#### Instructions for the task
Each entry needs to be given again, character for character.

[Data about app and page elements]
-- Opening Marker --
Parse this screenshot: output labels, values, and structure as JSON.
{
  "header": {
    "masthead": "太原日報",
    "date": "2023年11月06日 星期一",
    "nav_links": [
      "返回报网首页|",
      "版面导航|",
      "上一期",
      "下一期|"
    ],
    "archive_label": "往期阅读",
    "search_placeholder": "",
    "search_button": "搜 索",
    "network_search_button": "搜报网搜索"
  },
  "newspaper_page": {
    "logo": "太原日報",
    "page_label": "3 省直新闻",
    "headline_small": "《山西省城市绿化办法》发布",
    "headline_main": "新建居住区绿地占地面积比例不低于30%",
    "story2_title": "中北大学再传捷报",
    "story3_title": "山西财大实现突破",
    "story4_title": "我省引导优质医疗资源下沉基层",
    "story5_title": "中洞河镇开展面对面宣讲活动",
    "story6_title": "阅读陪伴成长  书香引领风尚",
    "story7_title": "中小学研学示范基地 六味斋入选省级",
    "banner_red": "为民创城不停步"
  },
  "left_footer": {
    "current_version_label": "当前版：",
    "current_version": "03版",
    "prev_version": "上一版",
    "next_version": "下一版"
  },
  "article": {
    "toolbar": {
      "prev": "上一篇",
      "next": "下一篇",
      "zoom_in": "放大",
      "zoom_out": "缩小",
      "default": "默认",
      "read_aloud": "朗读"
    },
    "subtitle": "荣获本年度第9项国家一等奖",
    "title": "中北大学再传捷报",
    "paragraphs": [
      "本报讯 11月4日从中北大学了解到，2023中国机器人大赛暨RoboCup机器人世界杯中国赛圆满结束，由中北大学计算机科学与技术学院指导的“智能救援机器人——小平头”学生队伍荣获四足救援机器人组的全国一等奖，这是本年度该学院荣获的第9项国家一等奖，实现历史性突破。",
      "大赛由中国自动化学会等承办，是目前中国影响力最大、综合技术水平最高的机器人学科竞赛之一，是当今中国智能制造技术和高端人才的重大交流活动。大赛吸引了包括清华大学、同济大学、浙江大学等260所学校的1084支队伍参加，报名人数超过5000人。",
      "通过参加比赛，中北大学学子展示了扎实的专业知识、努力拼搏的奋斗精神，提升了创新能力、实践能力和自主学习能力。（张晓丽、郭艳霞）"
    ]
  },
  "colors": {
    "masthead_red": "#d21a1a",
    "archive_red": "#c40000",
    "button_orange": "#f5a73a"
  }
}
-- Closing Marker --
#### Worked solution
Parse this screenshot: output labels, values, and structure as JSON.
{
  "header": {
    "masthead": "太原日報",
    "date": "2023年11月06日 星期一",
    "nav_links": [
      "返回报网首页|",
      "版面导航|",
      "上一期",
      "下一期|"
    ],
    "archive_label": "往期阅读",
    "search_placeholder": "",
    "search_button": "搜 索",
    "network_search_button": "搜报网搜索"
  },
  "newspaper_page": {
    "logo": "太原日報",
    "page_label": "3 省直新闻",
    "headline_small": "《山西省城市绿化办法》发布",
    "headline_main": "新建居住区绿地占地面积比例不低于30%",
    "story2_title": "中北大学再传捷报",
    "story3_title": "山西财大实现突破",
    "story4_title": "我省引导优质医疗资源下沉基层",
    "story5_title": "中洞河镇开展面对面宣讲活动",
    "story6_title": "阅读陪伴成长  书香引领风尚",
    "story7_title": "中小学研学示范基地 六味斋入选省级",
    "banner_red": "为民创城不停步"
  },
  "left_footer": {
    "current_version_label": "当前版：",
    "current_version": "03版",
    "prev_version": "上一版",
    "next_version": "下一版"
  },
  "article": {
    "toolbar": {
      "prev": "上一篇",
      "next": "下一篇",
      "zoom_in": "放大",
      "zoom_out": "缩小",
      "default": "默认",
      "read_aloud": "朗读"
    },
    "subtitle": "荣获本年度第9项国家一等奖",
    "title": "中北大学再传捷报",
    "paragraphs": [
      "本报讯 11月4日从中北大学了解到，2023中国机器人大赛暨RoboCup机器人世界杯中国赛圆满结束，由中北大学计算机科学与技术学院指导的“智能救援机器人——小平头”学生队伍荣获四足救援机器人组的全国一等奖，这是本年度该学院荣获的第9项国家一等奖，实现历史性突破。",
      "大赛由中国自动化学会等承办，是目前中国影响力最大、综合技术水平最高的机器人学科竞赛之一，是当今中国智能制造技术和高端人才的重大交流活动。大赛吸引了包括清华大学、同济大学、浙江大学等260所学校的1084支队伍参加，报名人数超过5000人。",
      "通过参加比赛，中北大学学子展示了扎实的专业知识、努力拼搏的奋斗精神，提升了创新能力、实践能力和自主学习能力。（张晓丽、郭艳霞）"
    ]
  },
  "colors": {
    "masthead_red": "#d21a1a",
    "archive_red": "#c40000",
    "button_orange": "#f5a73a"
  }
}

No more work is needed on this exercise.